YOUR TASK:
Could you please reproduce the entries exactly, leaving out any pictures?

DATA SHOWN:
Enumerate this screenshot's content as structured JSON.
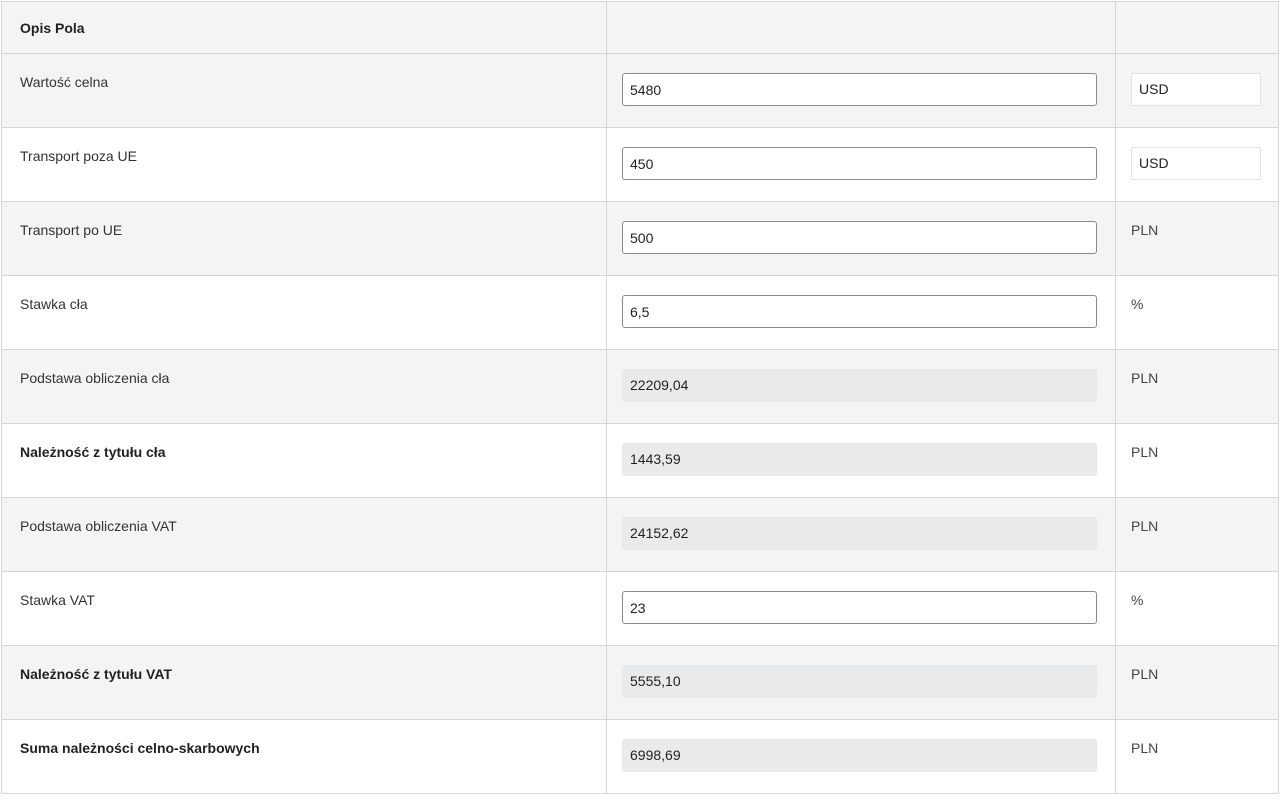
{
  "table": {
    "header": {
      "label": "Opis Pola",
      "value": "",
      "unit": ""
    },
    "rows": [
      {
        "label": "Wartość celna",
        "value": "5480",
        "editable": true,
        "bold": false,
        "currency": "USD"
      },
      {
        "label": "Transport poza UE",
        "value": "450",
        "editable": true,
        "bold": false,
        "currency": "USD"
      },
      {
        "label": "Transport po UE",
        "value": "500",
        "editable": true,
        "bold": false,
        "unit": "PLN"
      },
      {
        "label": "Stawka cła",
        "value": "6,5",
        "editable": true,
        "bold": false,
        "unit": "%"
      },
      {
        "label": "Podstawa obliczenia cła",
        "value": "22209,04",
        "editable": false,
        "bold": false,
        "unit": "PLN"
      },
      {
        "label": "Należność z tytułu cła",
        "value": "1443,59",
        "editable": false,
        "bold": true,
        "unit": "PLN"
      },
      {
        "label": "Podstawa obliczenia VAT",
        "value": "24152,62",
        "editable": false,
        "bold": false,
        "unit": "PLN"
      },
      {
        "label": "Stawka VAT",
        "value": "23",
        "editable": true,
        "bold": false,
        "unit": "%"
      },
      {
        "label": "Należność z tytułu VAT",
        "value": "5555,10",
        "editable": false,
        "bold": true,
        "unit": "PLN"
      },
      {
        "label": "Suma należności celno-skarbowych",
        "value": "6998,69",
        "editable": false,
        "bold": true,
        "unit": "PLN"
      }
    ]
  },
  "colors": {
    "shade_row": "#f4f4f4",
    "border": "#d6d6d6",
    "readonly_field": "#e9eaec",
    "input_border": "#8a8a8a"
  }
}
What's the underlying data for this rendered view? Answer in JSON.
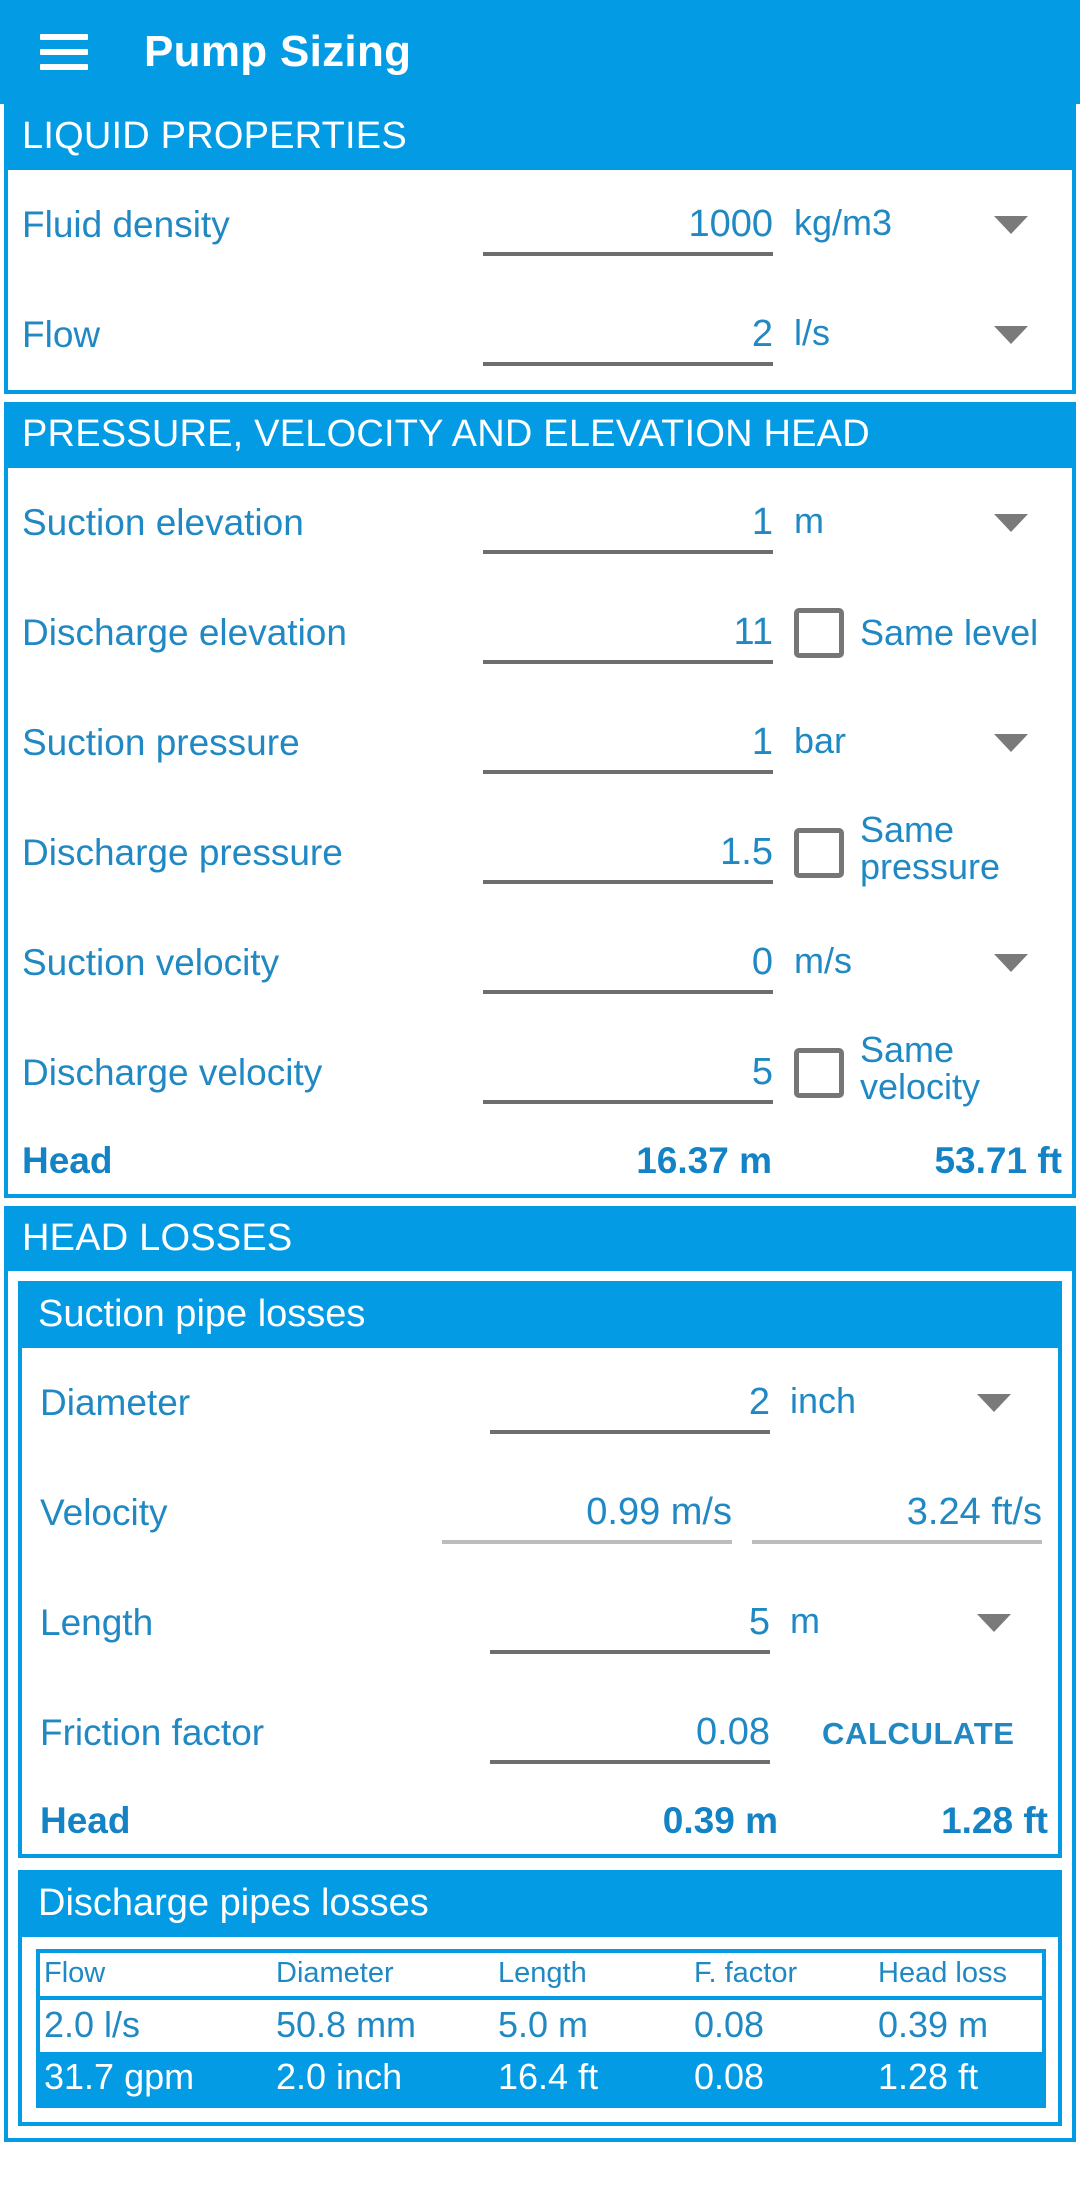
{
  "app": {
    "title": "Pump Sizing",
    "menu_icon": "hamburger-menu-icon",
    "accent_color": "#049BE5",
    "text_color": "#2089C4"
  },
  "liquid_properties": {
    "header": "LIQUID PROPERTIES",
    "rows": [
      {
        "label": "Fluid density",
        "value": "1000",
        "unit": "kg/m3"
      },
      {
        "label": "Flow",
        "value": "2",
        "unit": "l/s"
      }
    ]
  },
  "pressure_section": {
    "header": "PRESSURE, VELOCITY AND ELEVATION HEAD",
    "rows": [
      {
        "label": "Suction elevation",
        "value": "1",
        "unit": "m"
      },
      {
        "label": "Discharge elevation",
        "value": "11",
        "checkbox_label": "Same level",
        "checked": false
      },
      {
        "label": "Suction pressure",
        "value": "1",
        "unit": "bar"
      },
      {
        "label": "Discharge pressure",
        "value": "1.5",
        "checkbox_label": "Same pressure",
        "checked": false
      },
      {
        "label": "Suction velocity",
        "value": "0",
        "unit": "m/s"
      },
      {
        "label": "Discharge velocity",
        "value": "5",
        "checkbox_label": "Same velocity",
        "checked": false
      }
    ],
    "head": {
      "label": "Head",
      "metric": "16.37 m",
      "imperial": "53.71 ft"
    }
  },
  "head_losses": {
    "header": "HEAD LOSSES",
    "suction": {
      "header": "Suction pipe losses",
      "diameter": {
        "label": "Diameter",
        "value": "2",
        "unit": "inch"
      },
      "velocity": {
        "label": "Velocity",
        "metric": "0.99 m/s",
        "imperial": "3.24 ft/s"
      },
      "length": {
        "label": "Length",
        "value": "5",
        "unit": "m"
      },
      "friction": {
        "label": "Friction factor",
        "value": "0.08",
        "button": "CALCULATE"
      },
      "head": {
        "label": "Head",
        "metric": "0.39 m",
        "imperial": "1.28 ft"
      }
    },
    "discharge": {
      "header": "Discharge pipes losses",
      "table": {
        "columns": [
          "Flow",
          "Diameter",
          "Length",
          "F. factor",
          "Head loss"
        ],
        "rows": [
          [
            "2.0 l/s",
            "50.8 mm",
            "5.0 m",
            "0.08",
            "0.39 m"
          ],
          [
            "31.7 gpm",
            "2.0 inch",
            "16.4 ft",
            "0.08",
            "1.28 ft"
          ]
        ]
      }
    }
  }
}
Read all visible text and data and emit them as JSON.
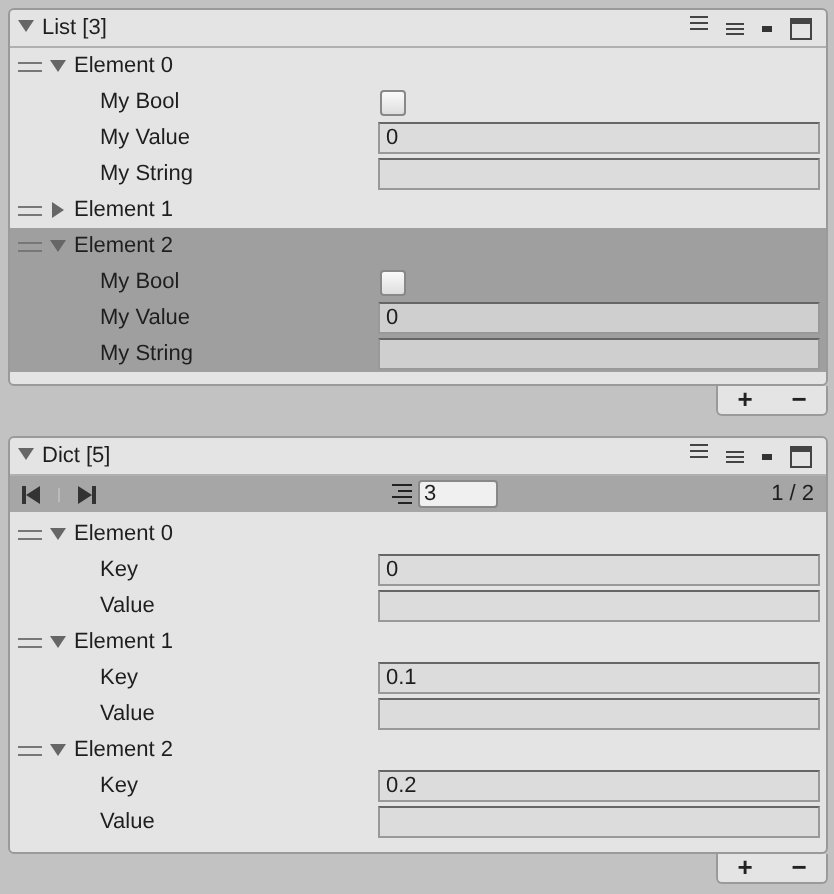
{
  "lists": [
    {
      "title": "List [3]",
      "expanded": true,
      "elements": [
        {
          "label": "Element 0",
          "expanded": true,
          "selected": false,
          "fields": [
            {
              "kind": "checkbox",
              "label": "My Bool",
              "checked": false
            },
            {
              "kind": "text",
              "label": "My Value",
              "value": "0"
            },
            {
              "kind": "text",
              "label": "My String"
            }
          ]
        },
        {
          "label": "Element 1",
          "expanded": false,
          "selected": false
        },
        {
          "label": "Element 2",
          "expanded": true,
          "selected": true,
          "fields": [
            {
              "kind": "checkbox",
              "label": "My Bool",
              "checked": false
            },
            {
              "kind": "text",
              "label": "My Value",
              "value": "0"
            },
            {
              "kind": "text",
              "label": "My String"
            }
          ]
        }
      ],
      "footer": {
        "add": "+",
        "remove": "−"
      }
    },
    {
      "title": "Dict [5]",
      "expanded": true,
      "pager": {
        "page_size": "3",
        "page": "1 / 2"
      },
      "elements": [
        {
          "label": "Element 0",
          "expanded": true,
          "selected": false,
          "fields": [
            {
              "kind": "text",
              "label": "Key",
              "value": "0"
            },
            {
              "kind": "text",
              "label": "Value"
            }
          ]
        },
        {
          "label": "Element 1",
          "expanded": true,
          "selected": false,
          "fields": [
            {
              "kind": "text",
              "label": "Key",
              "value": "0.1"
            },
            {
              "kind": "text",
              "label": "Value"
            }
          ]
        },
        {
          "label": "Element 2",
          "expanded": true,
          "selected": false,
          "fields": [
            {
              "kind": "text",
              "label": "Key",
              "value": "0.2"
            },
            {
              "kind": "text",
              "label": "Value"
            }
          ]
        }
      ],
      "footer": {
        "add": "+",
        "remove": "−"
      }
    }
  ]
}
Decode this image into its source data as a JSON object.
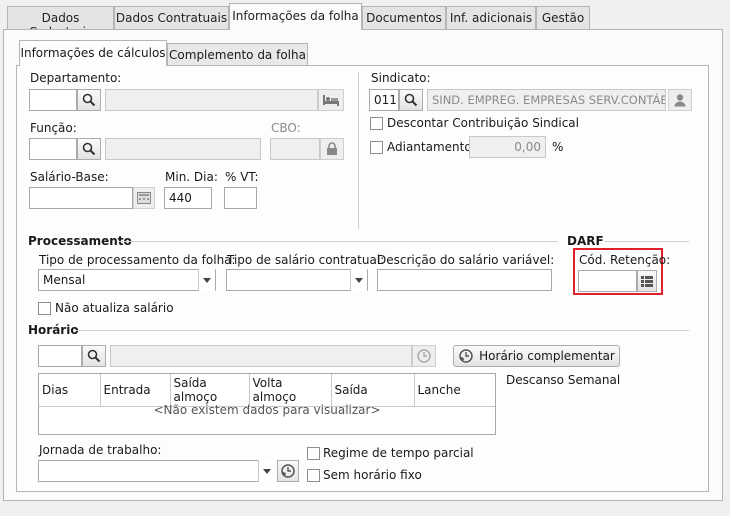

OUTPUT OF THE EXERCISE:
Enumerate this screenshot's content as structured JSON.
{
  "table": {
    "header": {
      "label": "Opis Pola",
      "value": "",
      "unit": ""
    },
    "rows": [
      {
        "label": "Wartość celna",
        "value": "5480",
        "editable": true,
        "bold": false,
        "currency": "USD"
      },
      {
        "label": "Transport poza UE",
        "value": "450",
        "editable": true,
        "bold": false,
        "currency": "USD"
      },
      {
        "label": "Transport po UE",
        "value": "500",
        "editable": true,
        "bold": false,
        "unit": "PLN"
      },
      {
        "label": "Stawka cła",
        "value": "6,5",
        "editable": true,
        "bold": false,
        "unit": "%"
      },
      {
        "label": "Podstawa obliczenia cła",
        "value": "22209,04",
        "editable": false,
        "bold": false,
        "unit": "PLN"
      },
      {
        "label": "Należność z tytułu cła",
        "value": "1443,59",
        "editable": false,
        "bold": true,
        "unit": "PLN"
      },
      {
        "label": "Podstawa obliczenia VAT",
        "value": "24152,62",
        "editable": false,
        "bold": false,
        "unit": "PLN"
      },
      {
        "label": "Stawka VAT",
        "value": "23",
        "editable": true,
        "bold": false,
        "unit": "%"
      },
      {
        "label": "Należność z tytułu VAT",
        "value": "5555,10",
        "editable": false,
        "bold": true,
        "unit": "PLN"
      },
      {
        "label": "Suma należności celno-skarbowych",
        "value": "6998,69",
        "editable": false,
        "bold": true,
        "unit": "PLN"
      }
    ]
  },
  "colors": {
    "shade_row": "#f4f4f4",
    "border": "#d6d6d6",
    "readonly_field": "#e9eaec",
    "input_border": "#8a8a8a"
  }
}
What's the underlying data for this rendered view? Answer in JSON.
{
  "app": {
    "title": "Pump Sizing",
    "menu_icon": "hamburger-menu-icon",
    "accent_color": "#049BE5",
    "text_color": "#2089C4"
  },
  "liquid_properties": {
    "header": "LIQUID PROPERTIES",
    "rows": [
      {
        "label": "Fluid density",
        "value": "1000",
        "unit": "kg/m3"
      },
      {
        "label": "Flow",
        "value": "2",
        "unit": "l/s"
      }
    ]
  },
  "pressure_section": {
    "header": "PRESSURE, VELOCITY AND ELEVATION HEAD",
    "rows": [
      {
        "label": "Suction elevation",
        "value": "1",
        "unit": "m"
      },
      {
        "label": "Discharge elevation",
        "value": "11",
        "checkbox_label": "Same level",
        "checked": false
      },
      {
        "label": "Suction pressure",
        "value": "1",
        "unit": "bar"
      },
      {
        "label": "Discharge pressure",
        "value": "1.5",
        "checkbox_label": "Same pressure",
        "checked": false
      },
      {
        "label": "Suction velocity",
        "value": "0",
        "unit": "m/s"
      },
      {
        "label": "Discharge velocity",
        "value": "5",
        "checkbox_label": "Same velocity",
        "checked": false
      }
    ],
    "head": {
      "label": "Head",
      "metric": "16.37 m",
      "imperial": "53.71 ft"
    }
  },
  "head_losses": {
    "header": "HEAD LOSSES",
    "suction": {
      "header": "Suction pipe losses",
      "diameter": {
        "label": "Diameter",
        "value": "2",
        "unit": "inch"
      },
      "velocity": {
        "label": "Velocity",
        "metric": "0.99 m/s",
        "imperial": "3.24 ft/s"
      },
      "length": {
        "label": "Length",
        "value": "5",
        "unit": "m"
      },
      "friction": {
        "label": "Friction factor",
        "value": "0.08",
        "button": "CALCULATE"
      },
      "head": {
        "label": "Head",
        "metric": "0.39 m",
        "imperial": "1.28 ft"
      }
    },
    "discharge": {
      "header": "Discharge pipes losses",
      "table": {
        "columns": [
          "Flow",
          "Diameter",
          "Length",
          "F. factor",
          "Head loss"
        ],
        "rows": [
          [
            "2.0 l/s",
            "50.8 mm",
            "5.0 m",
            "0.08",
            "0.39 m"
          ],
          [
            "31.7 gpm",
            "2.0 inch",
            "16.4 ft",
            "0.08",
            "1.28 ft"
          ]
        ]
      }
    }
  }
}
Read all visible text and data and emit them as JSON.
{
  "lists": [
    {
      "title": "List [3]",
      "expanded": true,
      "elements": [
        {
          "label": "Element 0",
          "expanded": true,
          "selected": false,
          "fields": [
            {
              "kind": "checkbox",
              "label": "My Bool",
              "checked": false
            },
            {
              "kind": "text",
              "label": "My Value",
              "value": "0"
            },
            {
              "kind": "text",
              "label": "My String"
            }
          ]
        },
        {
          "label": "Element 1",
          "expanded": false,
          "selected": false
        },
        {
          "label": "Element 2",
          "expanded": true,
          "selected": true,
          "fields": [
            {
              "kind": "checkbox",
              "label": "My Bool",
              "checked": false
            },
            {
              "kind": "text",
              "label": "My Value",
              "value": "0"
            },
            {
              "kind": "text",
              "label": "My String"
            }
          ]
        }
      ],
      "footer": {
        "add": "+",
        "remove": "−"
      }
    },
    {
      "title": "Dict [5]",
      "expanded": true,
      "pager": {
        "page_size": "3",
        "page": "1 / 2"
      },
      "elements": [
        {
          "label": "Element 0",
          "expanded": true,
          "selected": false,
          "fields": [
            {
              "kind": "text",
              "label": "Key",
              "value": "0"
            },
            {
              "kind": "text",
              "label": "Value"
            }
          ]
        },
        {
          "label": "Element 1",
          "expanded": true,
          "selected": false,
          "fields": [
            {
              "kind": "text",
              "label": "Key",
              "value": "0.1"
            },
            {
              "kind": "text",
              "label": "Value"
            }
          ]
        },
        {
          "label": "Element 2",
          "expanded": true,
          "selected": false,
          "fields": [
            {
              "kind": "text",
              "label": "Key",
              "value": "0.2"
            },
            {
              "kind": "text",
              "label": "Value"
            }
          ]
        }
      ],
      "footer": {
        "add": "+",
        "remove": "−"
      }
    }
  ]
}
Decode this image into its source data as a JSON object.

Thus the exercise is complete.